What We Know So Far
- The Supreme Court is taking up the cases of same-sex couples, some of their children, and two widowers from Kentucky, Michigan, Ohio, and Tennessee, arguments began at 10 a.m. Tuesday
- The proceeding will determine two things, whether the 14th Amendment requires states to permit same-sex marriage and if states that do not permit same-sex marriage must recognize those unions from other states.
- Dozens of people started lining up outside of the Supreme Court four days ago, hoping to get a seat to hear Tuesday's arguments.
- Same-sex couples are able to marry in 36 states and the District of Columbia.
- White House Senior Adviser Valerie Jarrett toasted the plaintiffs and lawyers Monday night at a Freedom to Marry reception.
- Texas lawmakers in Austin were advancing a bill ahead of the decision that would prohibit the Lone Star state from using state or local funds to license or recognize same-sex marriage.
Michael Roberts, 81, is straight and married. His wife Paulette Roberts officiated the wedding ceremony for Jim Obergefell and John Arthur on a medical jet in Baltimore on July 11, 2013.
At Tuesday's marriage arguments over same-sex couples' marriage rights, the majority of the court appeared to be comfortable with Justice Anthony Kennedy's understanding of human dignity as including gay people's equal treatment under the law.
While Kennedy, who is considered the key swing vote in the case, did not make any unambiguous statement about the end result of the case, he harshly questioned the state of Michigan's argument that it should be allowed to exclude same-sex couples from marriage.
At one point, Kennedy commented to Michigan's lawyer that it's law banning same-sex couples from marrying "assumes" that those couple's can't have the same "more noble purpose" as opposite sex couples have for entering marriage. Joined often by Justices Sonia Sotomayor and Elena Kagan, the lawyer defending marriage bans, John Bursch, faced repeated questions about what other limits state's could constitutionally place on marriages and whether the state's claimed interest amounted to anything more than, as Sotomayor asked, a "ceiling…that doesn't have logic."
Although questions were asked, including by Kennedy, about the length of the understanding of marriage as only an institution between one man and one woman, Kennedy also noted that "about the same time" passed between the Supreme Court's decision ending "separate-but-equal" with regards to racial discrimination and it's landmark decision ending interracial marriage as has passed between the Supreme Court's decision ending sodomy laws and today's arguments.
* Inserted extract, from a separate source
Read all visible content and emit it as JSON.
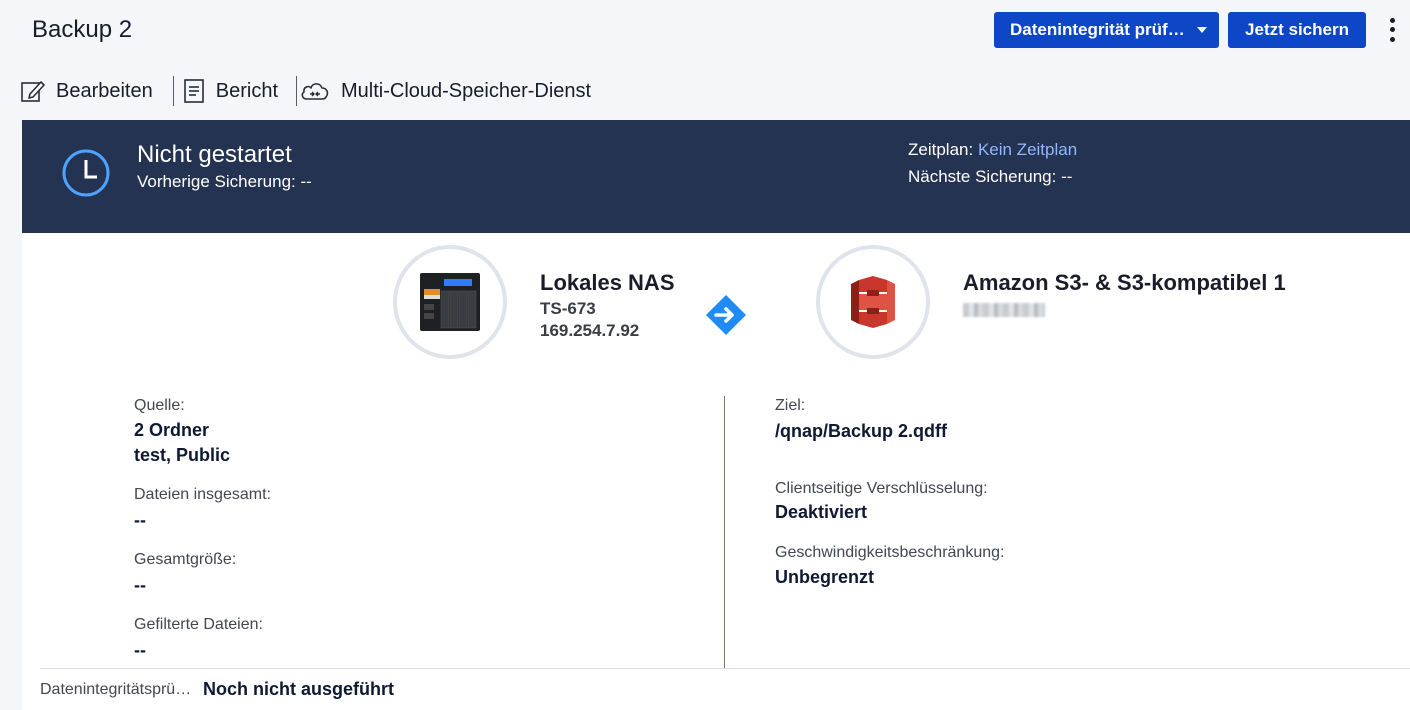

Justices Ruth Bader Ginsburg and Stephen Breyer also appeared in questioning to be sympathetic same-sex couples' marriage arguments.
Chief Justice John Roberts asked probing question of both sides, never betraying a strong affinity towards either sides' arguments.